> _ABOUT THIS EXERCISE_
Each entry below should be written out exactly as it is, with no pictures.

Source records
>>>>

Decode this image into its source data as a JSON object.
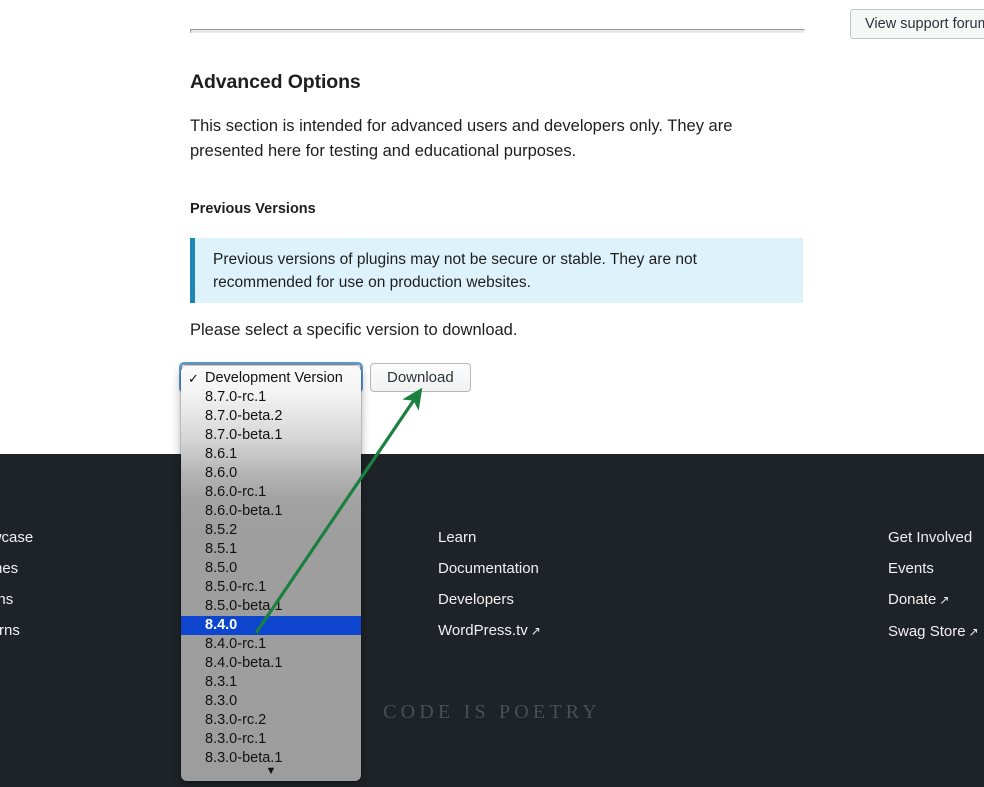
{
  "header": {
    "support_button_label": "View support forums"
  },
  "main": {
    "section_title": "Advanced Options",
    "intro_paragraph": "This section is intended for advanced users and developers only. They are presented here for testing and educational purposes.",
    "sub_title": "Previous Versions",
    "notice_text": "Previous versions of plugins may not be secure or stable. They are not recommended for use on production websites.",
    "select_lead_text": "Please select a specific version to download.",
    "download_button_label": "Download"
  },
  "version_dropdown": {
    "selected_value": "8.4.0",
    "checked_value": "Development Version",
    "scroll_down_glyph": "▼",
    "check_glyph": "✓",
    "highlight_color": "#0d45cf",
    "options": [
      "Development Version",
      "8.7.0-rc.1",
      "8.7.0-beta.2",
      "8.7.0-beta.1",
      "8.6.1",
      "8.6.0",
      "8.6.0-rc.1",
      "8.6.0-beta.1",
      "8.5.2",
      "8.5.1",
      "8.5.0",
      "8.5.0-rc.1",
      "8.5.0-beta.1",
      "8.4.0",
      "8.4.0-rc.1",
      "8.4.0-beta.1",
      "8.3.1",
      "8.3.0",
      "8.3.0-rc.2",
      "8.3.0-rc.1",
      "8.3.0-beta.1"
    ]
  },
  "annotation": {
    "arrow_color": "#1a8040"
  },
  "footer": {
    "columns": [
      {
        "links": [
          {
            "label": "Showcase",
            "external": false
          },
          {
            "label": "Themes",
            "external": false
          },
          {
            "label": "Plugins",
            "external": false
          },
          {
            "label": "Patterns",
            "external": false
          }
        ]
      },
      {
        "links": [
          {
            "label": "Learn",
            "external": false
          },
          {
            "label": "Documentation",
            "external": false
          },
          {
            "label": "Developers",
            "external": false
          },
          {
            "label": "WordPress.tv",
            "external": true
          }
        ]
      },
      {
        "links": [
          {
            "label": "Get Involved",
            "external": false
          },
          {
            "label": "Events",
            "external": false
          },
          {
            "label": "Donate",
            "external": true
          },
          {
            "label": "Swag Store",
            "external": true
          }
        ]
      }
    ],
    "external_glyph": "↗",
    "tagline": "CODE IS POETRY"
  }
}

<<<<

> _RESULT OF THIS EXERCISE_
Decode this image into its source data as a JSON object.
{
  "header": {
    "support_button_label": "View support forums"
  },
  "main": {
    "section_title": "Advanced Options",
    "intro_paragraph": "This section is intended for advanced users and developers only. They are presented here for testing and educational purposes.",
    "sub_title": "Previous Versions",
    "notice_text": "Previous versions of plugins may not be secure or stable. They are not recommended for use on production websites.",
    "select_lead_text": "Please select a specific version to download.",
    "download_button_label": "Download"
  },
  "version_dropdown": {
    "selected_value": "8.4.0",
    "checked_value": "Development Version",
    "scroll_down_glyph": "▼",
    "check_glyph": "✓",
    "highlight_color": "#0d45cf",
    "options": [
      "Development Version",
      "8.7.0-rc.1",
      "8.7.0-beta.2",
      "8.7.0-beta.1",
      "8.6.1",
      "8.6.0",
      "8.6.0-rc.1",
      "8.6.0-beta.1",
      "8.5.2",
      "8.5.1",
      "8.5.0",
      "8.5.0-rc.1",
      "8.5.0-beta.1",
      "8.4.0",
      "8.4.0-rc.1",
      "8.4.0-beta.1",
      "8.3.1",
      "8.3.0",
      "8.3.0-rc.2",
      "8.3.0-rc.1",
      "8.3.0-beta.1"
    ]
  },
  "annotation": {
    "arrow_color": "#1a8040"
  },
  "footer": {
    "columns": [
      {
        "links": [
          {
            "label": "Showcase",
            "external": false
          },
          {
            "label": "Themes",
            "external": false
          },
          {
            "label": "Plugins",
            "external": false
          },
          {
            "label": "Patterns",
            "external": false
          }
        ]
      },
      {
        "links": [
          {
            "label": "Learn",
            "external": false
          },
          {
            "label": "Documentation",
            "external": false
          },
          {
            "label": "Developers",
            "external": false
          },
          {
            "label": "WordPress.tv",
            "external": true
          }
        ]
      },
      {
        "links": [
          {
            "label": "Get Involved",
            "external": false
          },
          {
            "label": "Events",
            "external": false
          },
          {
            "label": "Donate",
            "external": true
          },
          {
            "label": "Swag Store",
            "external": true
          }
        ]
      }
    ],
    "external_glyph": "↗",
    "tagline": "CODE IS POETRY"
  }
}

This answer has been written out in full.